"Whether fibrous, viscous, or constantly moving, the bodies of work prepared by Blake Hiltunen add a living quality to the exhibition, integrating time as a working concept rather than a topic of study. This is most clearly present in "Fountain," a mechanical installation where black ink streams down the face of a raw canvas (framed and mounted on sheet rock) and collects into a reservoir below, where a pump cycles it back again. The tiny Victorian frame in "Mirror Relic" is so corroded with calcium carbonate that it resembles a coral trophy, its white, mossy fields forming fractals over the glass, while "Attrition (Interior) II," a sinewy tower of vitreous black resin mounted on a pedestal, accomplishes a similar sensation of decay.
Hiltunen's wax works are as impressive as they are grotesque. In "For God and Glory" (many of his pieces have similarly epic titles), a fount of reddish, petroleum-based wax protrudes from a seemingly floating, eye-level wooden frame and collects in a solidified puddle on the floor. Installed in the middle of the room and human-sized, the piece has an overwhelming presence: a wax statue wearing a frame as its crown. In "Under Her Majesty's Summer Gown," an ornate canvas and wood frame is swamped in a thick beeswax mould. Behind it, a curtain of yellow wax collects in vertical folds, forming pockets of shadows.
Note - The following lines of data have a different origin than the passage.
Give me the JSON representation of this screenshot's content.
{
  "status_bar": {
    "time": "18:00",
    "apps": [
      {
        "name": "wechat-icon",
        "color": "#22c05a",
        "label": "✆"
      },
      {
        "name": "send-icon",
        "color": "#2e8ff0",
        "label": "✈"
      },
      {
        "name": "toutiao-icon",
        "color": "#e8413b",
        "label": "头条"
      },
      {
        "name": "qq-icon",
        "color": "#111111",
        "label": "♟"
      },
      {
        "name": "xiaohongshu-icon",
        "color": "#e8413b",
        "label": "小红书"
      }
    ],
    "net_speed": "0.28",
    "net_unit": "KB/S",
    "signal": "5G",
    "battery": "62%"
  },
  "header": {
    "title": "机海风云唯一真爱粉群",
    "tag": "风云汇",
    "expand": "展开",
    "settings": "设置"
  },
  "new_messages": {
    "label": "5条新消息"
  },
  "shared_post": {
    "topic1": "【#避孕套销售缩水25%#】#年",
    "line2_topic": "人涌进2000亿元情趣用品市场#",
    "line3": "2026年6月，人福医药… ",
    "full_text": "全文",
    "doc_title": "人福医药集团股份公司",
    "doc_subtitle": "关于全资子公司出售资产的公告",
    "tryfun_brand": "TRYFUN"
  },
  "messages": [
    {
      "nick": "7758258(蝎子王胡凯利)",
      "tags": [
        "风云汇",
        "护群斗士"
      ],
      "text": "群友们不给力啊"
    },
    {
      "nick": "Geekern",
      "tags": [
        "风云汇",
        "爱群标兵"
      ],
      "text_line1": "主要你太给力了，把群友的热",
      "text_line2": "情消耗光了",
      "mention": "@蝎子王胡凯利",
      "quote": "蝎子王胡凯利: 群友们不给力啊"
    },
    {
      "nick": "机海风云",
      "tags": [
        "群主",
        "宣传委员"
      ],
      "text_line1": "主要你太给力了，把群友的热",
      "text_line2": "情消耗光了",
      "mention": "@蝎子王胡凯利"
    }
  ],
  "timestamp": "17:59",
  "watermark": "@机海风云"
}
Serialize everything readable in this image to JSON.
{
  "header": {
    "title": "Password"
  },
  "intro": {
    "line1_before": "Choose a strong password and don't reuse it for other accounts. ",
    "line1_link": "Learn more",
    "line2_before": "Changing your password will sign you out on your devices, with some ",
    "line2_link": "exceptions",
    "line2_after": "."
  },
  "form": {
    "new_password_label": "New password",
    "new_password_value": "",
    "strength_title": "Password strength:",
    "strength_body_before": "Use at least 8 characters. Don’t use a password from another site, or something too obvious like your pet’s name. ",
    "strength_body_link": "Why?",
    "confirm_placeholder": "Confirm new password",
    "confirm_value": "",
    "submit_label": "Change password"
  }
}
As in "For God and Glory," the wax recalls Joseph Beuys's seminal work with animal fat, and comes charged with a slightly sexualized physicality.
Audacious or monstrous though they may be, Hiltunen's visual works are particularly interesting for being self-contained. The exhibition's theme can be evoked by envisioning the slow, methodical process required to craft each piece, but essentially, his visual works are not grouped by a particular concept. And while his titles seem prodigious, they seem to remove some of the gravity from the pieces themselves, helping them to stand refreshingly on their own."